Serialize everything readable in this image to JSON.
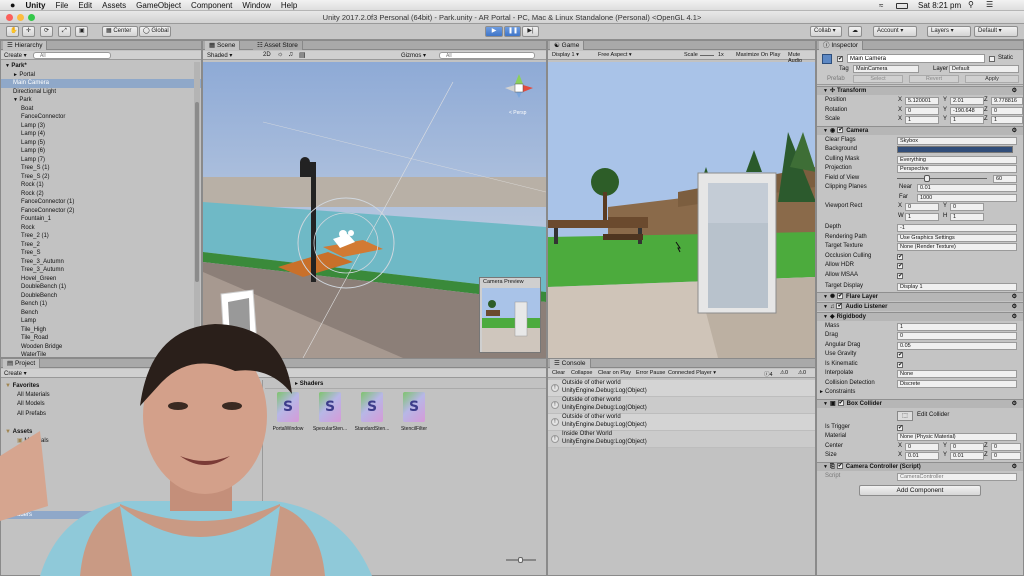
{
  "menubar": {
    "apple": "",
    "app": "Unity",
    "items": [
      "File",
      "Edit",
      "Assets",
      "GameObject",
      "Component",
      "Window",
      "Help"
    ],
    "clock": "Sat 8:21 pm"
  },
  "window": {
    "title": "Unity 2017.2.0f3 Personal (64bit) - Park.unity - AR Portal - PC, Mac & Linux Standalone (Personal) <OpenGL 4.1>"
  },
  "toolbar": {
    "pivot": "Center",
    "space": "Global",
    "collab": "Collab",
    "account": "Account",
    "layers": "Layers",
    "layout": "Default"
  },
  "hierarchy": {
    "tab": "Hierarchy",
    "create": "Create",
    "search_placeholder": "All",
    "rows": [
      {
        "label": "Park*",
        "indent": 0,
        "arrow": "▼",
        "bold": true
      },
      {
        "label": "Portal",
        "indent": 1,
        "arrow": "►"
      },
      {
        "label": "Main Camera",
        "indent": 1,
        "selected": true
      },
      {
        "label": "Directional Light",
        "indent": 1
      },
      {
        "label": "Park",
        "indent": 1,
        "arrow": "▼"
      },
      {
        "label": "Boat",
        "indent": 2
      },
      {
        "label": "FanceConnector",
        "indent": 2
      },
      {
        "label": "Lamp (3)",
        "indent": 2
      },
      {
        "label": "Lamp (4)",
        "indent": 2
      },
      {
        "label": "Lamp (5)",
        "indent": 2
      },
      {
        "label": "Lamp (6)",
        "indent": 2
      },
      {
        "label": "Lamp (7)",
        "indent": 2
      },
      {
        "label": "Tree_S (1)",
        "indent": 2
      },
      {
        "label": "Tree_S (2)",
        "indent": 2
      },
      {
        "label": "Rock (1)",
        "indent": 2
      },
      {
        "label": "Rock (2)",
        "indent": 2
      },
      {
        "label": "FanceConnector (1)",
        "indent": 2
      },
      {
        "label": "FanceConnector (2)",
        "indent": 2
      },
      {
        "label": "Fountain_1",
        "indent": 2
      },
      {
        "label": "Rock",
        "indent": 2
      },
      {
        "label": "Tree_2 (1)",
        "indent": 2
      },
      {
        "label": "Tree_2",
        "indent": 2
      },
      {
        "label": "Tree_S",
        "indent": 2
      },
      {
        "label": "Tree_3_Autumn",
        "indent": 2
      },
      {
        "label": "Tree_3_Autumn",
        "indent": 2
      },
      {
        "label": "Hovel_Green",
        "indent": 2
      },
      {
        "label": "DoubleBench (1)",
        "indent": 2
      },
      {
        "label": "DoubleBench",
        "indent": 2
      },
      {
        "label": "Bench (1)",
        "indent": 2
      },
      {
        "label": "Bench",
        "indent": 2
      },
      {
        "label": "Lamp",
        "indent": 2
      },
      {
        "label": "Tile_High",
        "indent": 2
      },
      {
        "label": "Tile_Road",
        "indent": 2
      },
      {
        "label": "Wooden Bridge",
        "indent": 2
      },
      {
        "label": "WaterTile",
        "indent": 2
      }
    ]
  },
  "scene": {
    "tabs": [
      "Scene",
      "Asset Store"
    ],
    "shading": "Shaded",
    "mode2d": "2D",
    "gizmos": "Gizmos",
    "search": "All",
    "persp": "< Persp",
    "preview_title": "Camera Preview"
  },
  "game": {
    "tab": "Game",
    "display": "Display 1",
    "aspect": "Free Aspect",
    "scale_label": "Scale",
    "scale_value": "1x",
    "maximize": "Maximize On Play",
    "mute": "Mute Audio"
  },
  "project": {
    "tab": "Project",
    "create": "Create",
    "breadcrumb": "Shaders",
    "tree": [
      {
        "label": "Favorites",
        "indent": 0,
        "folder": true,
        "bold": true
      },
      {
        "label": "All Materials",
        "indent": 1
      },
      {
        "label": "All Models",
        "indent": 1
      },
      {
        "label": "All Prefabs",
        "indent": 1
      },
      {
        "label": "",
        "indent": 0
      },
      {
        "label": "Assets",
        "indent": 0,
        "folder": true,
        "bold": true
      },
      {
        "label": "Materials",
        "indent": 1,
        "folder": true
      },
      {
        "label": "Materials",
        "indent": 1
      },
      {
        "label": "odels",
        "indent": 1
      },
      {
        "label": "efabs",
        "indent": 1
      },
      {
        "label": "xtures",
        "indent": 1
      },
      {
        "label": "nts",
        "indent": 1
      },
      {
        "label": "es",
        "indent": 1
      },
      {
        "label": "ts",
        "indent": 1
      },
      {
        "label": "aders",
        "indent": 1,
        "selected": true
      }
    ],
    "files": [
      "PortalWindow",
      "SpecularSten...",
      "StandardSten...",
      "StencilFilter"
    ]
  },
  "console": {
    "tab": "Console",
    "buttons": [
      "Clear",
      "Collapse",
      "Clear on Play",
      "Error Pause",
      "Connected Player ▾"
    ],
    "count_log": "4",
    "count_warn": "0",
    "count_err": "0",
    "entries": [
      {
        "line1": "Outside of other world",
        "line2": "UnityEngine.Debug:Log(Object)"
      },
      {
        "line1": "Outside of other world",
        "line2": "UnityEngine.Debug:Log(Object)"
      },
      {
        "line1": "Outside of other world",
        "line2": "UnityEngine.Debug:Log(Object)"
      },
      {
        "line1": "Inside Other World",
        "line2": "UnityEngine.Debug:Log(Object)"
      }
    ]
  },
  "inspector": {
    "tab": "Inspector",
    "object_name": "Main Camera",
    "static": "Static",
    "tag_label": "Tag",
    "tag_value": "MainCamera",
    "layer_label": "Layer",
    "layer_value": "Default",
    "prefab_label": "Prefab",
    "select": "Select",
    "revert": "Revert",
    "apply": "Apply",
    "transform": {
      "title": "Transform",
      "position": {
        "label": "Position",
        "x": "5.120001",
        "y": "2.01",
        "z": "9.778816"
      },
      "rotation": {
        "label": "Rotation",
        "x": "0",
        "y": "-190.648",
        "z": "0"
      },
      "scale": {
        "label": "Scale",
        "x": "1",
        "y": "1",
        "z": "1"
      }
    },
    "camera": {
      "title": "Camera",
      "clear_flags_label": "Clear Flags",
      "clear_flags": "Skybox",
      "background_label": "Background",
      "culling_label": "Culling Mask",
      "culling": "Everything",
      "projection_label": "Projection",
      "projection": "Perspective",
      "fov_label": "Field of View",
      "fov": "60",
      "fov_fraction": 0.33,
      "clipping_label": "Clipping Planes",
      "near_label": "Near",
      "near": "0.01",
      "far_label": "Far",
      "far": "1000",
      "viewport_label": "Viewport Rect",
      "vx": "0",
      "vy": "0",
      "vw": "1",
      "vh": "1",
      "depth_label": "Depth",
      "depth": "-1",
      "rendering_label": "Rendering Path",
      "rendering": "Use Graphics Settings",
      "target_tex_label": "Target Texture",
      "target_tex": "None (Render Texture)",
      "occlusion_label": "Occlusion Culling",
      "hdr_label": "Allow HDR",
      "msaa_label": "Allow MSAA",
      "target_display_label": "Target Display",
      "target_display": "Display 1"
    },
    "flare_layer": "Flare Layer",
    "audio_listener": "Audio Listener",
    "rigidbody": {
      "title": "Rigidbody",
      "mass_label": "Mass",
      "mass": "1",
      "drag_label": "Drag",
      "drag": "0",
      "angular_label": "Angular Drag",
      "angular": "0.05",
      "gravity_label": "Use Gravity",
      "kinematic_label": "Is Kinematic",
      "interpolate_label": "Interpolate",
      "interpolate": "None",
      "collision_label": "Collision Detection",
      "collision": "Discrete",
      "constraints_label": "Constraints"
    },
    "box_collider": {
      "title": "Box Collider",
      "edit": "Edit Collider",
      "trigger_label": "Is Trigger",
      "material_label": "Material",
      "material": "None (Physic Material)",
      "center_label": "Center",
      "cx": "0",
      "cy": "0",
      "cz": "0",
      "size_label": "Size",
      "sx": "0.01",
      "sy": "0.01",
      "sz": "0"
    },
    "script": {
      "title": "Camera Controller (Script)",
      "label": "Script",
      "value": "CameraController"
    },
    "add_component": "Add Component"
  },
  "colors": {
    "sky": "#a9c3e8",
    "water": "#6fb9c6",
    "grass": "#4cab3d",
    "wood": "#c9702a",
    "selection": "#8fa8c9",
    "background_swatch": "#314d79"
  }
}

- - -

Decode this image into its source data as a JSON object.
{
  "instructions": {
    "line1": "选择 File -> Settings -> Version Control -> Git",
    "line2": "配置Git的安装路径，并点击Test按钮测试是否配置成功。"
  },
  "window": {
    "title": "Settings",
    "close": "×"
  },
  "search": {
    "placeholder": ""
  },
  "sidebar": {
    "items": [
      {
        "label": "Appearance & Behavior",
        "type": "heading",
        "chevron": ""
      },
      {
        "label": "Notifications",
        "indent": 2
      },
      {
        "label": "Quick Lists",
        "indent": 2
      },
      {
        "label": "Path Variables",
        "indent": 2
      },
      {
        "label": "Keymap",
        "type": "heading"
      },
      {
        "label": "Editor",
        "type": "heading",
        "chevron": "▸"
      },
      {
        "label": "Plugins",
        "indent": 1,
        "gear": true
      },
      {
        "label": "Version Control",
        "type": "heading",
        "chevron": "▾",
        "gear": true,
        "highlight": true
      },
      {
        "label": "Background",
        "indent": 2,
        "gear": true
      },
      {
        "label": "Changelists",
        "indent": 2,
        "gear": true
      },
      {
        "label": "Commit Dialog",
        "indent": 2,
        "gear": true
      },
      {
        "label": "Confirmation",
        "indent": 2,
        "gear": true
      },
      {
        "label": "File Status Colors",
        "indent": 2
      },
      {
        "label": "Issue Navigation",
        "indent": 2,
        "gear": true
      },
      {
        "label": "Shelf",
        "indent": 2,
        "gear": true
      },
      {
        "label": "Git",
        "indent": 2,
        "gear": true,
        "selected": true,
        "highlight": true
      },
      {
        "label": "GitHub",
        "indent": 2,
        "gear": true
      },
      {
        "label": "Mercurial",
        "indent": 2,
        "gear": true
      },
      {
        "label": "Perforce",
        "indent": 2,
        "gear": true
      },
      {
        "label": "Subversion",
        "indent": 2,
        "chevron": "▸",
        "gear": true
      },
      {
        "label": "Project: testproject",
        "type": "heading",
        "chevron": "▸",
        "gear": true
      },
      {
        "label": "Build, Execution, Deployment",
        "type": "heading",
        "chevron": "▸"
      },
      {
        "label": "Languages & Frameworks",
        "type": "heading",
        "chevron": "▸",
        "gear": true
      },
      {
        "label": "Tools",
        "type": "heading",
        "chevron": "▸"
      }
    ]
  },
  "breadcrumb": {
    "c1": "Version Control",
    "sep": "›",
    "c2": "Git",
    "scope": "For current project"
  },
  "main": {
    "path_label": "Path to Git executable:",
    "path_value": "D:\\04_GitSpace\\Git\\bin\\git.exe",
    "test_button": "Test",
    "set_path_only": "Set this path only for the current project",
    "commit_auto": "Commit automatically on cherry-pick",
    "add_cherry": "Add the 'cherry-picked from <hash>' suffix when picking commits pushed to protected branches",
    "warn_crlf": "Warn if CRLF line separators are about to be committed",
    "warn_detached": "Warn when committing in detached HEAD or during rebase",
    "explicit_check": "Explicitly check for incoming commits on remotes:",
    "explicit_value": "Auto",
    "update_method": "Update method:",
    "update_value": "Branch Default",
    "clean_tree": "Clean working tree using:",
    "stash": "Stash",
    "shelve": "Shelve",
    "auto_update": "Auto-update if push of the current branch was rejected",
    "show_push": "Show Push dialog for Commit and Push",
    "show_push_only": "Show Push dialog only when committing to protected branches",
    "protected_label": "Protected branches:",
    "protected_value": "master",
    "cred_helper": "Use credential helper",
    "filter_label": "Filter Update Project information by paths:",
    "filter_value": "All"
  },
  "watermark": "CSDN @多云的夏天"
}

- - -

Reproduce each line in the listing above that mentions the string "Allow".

OUTPUT FOR THIS TASK -
      "hdr_label": "Allow HDR",
      "msaa_label": "Allow MSAA",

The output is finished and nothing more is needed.